Implementation of the new capital requirement directive in hungarian banks

Hegedűs, Gyula

Kulcsszavak: Basel Committee, Basel Capital Accord, Capital Adequacy Framework, Capital Requirement Directive, CRD

The key conclusions were that the new rules will in general reduce capital requirements for EU credit institutions by around 5% compared to present levels.

Furthermore, the outcomes for the different approaches are in line with objectives – particularly combining capital neutrality with appropriate incentives for institutions to move towards more sophisticated approaches. Finally, smaller domestic credit institutions adopting the simple approach will face slightly reduced capital charges; larger internationally active credit institutions adopting the more advanced approach will face substantially unchanged capital charges; smaller but specialised and sophisticated EU credit institutions adopting the advanced approach might face substantially lower capital requirements than at present.
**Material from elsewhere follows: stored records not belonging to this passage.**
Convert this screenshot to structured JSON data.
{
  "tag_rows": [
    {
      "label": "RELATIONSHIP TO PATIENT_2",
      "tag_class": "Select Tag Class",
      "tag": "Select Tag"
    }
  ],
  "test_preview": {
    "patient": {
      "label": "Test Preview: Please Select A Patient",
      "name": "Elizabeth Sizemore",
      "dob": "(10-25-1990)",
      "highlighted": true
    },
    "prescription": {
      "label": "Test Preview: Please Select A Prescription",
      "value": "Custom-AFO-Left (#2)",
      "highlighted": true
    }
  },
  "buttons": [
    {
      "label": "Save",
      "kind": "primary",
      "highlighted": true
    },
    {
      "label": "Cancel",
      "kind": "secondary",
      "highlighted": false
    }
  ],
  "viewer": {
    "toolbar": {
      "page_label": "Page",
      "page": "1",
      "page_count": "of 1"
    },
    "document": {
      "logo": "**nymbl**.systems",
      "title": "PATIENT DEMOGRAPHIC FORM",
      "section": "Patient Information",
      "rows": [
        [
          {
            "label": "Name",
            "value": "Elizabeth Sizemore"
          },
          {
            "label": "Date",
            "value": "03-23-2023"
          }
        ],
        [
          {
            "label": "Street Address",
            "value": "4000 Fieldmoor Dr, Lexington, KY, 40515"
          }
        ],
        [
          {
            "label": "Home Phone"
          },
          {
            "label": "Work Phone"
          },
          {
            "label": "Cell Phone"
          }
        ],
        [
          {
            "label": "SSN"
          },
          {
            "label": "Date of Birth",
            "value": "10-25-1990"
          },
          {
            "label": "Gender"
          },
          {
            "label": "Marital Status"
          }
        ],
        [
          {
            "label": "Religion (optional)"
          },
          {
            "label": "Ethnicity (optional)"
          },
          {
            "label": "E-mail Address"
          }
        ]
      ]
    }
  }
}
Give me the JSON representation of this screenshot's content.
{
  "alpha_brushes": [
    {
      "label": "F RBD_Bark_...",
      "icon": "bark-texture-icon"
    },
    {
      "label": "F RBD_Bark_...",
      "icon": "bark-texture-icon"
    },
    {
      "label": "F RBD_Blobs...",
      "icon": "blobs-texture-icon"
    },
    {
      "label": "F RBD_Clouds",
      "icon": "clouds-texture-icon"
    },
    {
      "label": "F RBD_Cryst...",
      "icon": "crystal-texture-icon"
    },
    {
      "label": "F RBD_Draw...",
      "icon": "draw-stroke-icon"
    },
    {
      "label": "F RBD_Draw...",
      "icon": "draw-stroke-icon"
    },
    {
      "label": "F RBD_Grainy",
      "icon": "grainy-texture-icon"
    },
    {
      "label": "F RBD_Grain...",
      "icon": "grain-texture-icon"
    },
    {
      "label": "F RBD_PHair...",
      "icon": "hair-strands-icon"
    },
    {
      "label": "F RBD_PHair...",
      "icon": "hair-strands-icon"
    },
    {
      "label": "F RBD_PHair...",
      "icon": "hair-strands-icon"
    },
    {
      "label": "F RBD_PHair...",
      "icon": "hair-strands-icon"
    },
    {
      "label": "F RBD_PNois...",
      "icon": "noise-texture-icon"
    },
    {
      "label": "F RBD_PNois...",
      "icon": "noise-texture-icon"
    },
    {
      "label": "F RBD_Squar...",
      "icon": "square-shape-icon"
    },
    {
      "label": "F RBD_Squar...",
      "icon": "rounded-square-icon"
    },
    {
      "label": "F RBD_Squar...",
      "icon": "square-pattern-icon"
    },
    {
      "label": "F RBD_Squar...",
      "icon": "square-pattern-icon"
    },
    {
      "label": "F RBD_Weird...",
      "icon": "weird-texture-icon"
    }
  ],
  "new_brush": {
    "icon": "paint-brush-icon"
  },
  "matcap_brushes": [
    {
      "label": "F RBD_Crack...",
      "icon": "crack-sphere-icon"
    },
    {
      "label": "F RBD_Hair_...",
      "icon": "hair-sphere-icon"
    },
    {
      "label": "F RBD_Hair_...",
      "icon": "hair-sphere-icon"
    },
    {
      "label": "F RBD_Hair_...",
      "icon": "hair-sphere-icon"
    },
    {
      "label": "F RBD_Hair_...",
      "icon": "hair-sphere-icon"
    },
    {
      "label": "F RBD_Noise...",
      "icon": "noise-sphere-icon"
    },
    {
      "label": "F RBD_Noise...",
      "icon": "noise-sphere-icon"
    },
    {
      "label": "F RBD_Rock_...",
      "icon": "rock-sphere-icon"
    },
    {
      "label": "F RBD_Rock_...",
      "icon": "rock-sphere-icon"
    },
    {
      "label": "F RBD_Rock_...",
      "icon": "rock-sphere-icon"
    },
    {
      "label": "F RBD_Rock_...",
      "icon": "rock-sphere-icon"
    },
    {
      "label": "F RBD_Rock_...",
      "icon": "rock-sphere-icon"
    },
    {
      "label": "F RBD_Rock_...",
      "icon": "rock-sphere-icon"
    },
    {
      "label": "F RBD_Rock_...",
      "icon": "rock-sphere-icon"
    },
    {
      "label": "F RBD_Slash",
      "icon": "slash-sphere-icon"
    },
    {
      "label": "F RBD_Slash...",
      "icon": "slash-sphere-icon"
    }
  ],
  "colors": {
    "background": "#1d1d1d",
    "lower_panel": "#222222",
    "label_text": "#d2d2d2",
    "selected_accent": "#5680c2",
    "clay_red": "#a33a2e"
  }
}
Importantly, the main source of reduction in capital requirements is the ‘retail’ portfolio, which is mostly composed of loans to Small and Medium Enterprises (SMEs) below EUR 1 million and residential mortgage loans. The new operational risk capital charge is the main source of offset of this decrease in capital requirements for credit institutions. (EC, 2004) In addition, at the request of the Barcelona European Council the Commission commissioned a study on the consequences of the draft proposed new capital requirements for credit institutions and investment firms in the EU. The final report, prepared by PricewaterhouseCoopers, is positive about the impact (with only two areas of criticism – investment firms and venture capital - both of which have been addressed in the Commission’s proposals). The key conclusions are that the new capital requirements framework should be positive for the EU, and for prudential regulation in the EU. EU credit institutions’ capital requirements should decrease by ± 5% (€ 90 billion) and translate into an annual increase in profits of ± € 10-12 billion. There is no disadvantage for smaller credit institutions and no indication that the new regime will force mergers or consolidation. The decision to cover all credit institutions in the directive will not put EU firms at a competitive disadvantage, nor is the US decision to apply only advanced approaches to some 20 big credit institutions a significant competitive factor. Implementation costs for EU credit institutions are not solely driven by Basel II and many of these investments (perhaps as high as 80%) would have happened anyway, although over a longer period. Importantly, there will be no negative impact on the availability and cost of finance for SMEs in most EU Member States (‘procyclicality’ effects are less - and less damaging - than the present rules). The macro-economic effects of Basel II on the EU-economy are small - there could be a benign supply-side shock to the economy reducing the cost of capital to firms and generating an increase of 0.07% in EU GDP. In general the new capital framework will reduce the banking system’s vulnerability through greater awareness of risk, improved risk management, and a more efficient allocation of capital should have beneficial long-run consequences for the EU economy. (EC, 2004) It is very important for a financial institution in an EU country to begin the preparation for CRD in time. One of the key decision is to choose a method planned to use. It is important to know a voluntary return to the Standardised or Foundation Approach shall be permitted only in extraordinary circumstances and shall be approved by the competent authority. The more sophisticated methods are more expensive. But with more sophisticated methods there is a lower equity requirement commonly. So before the financial institutions make decisions for methods, they have to calculate as follows...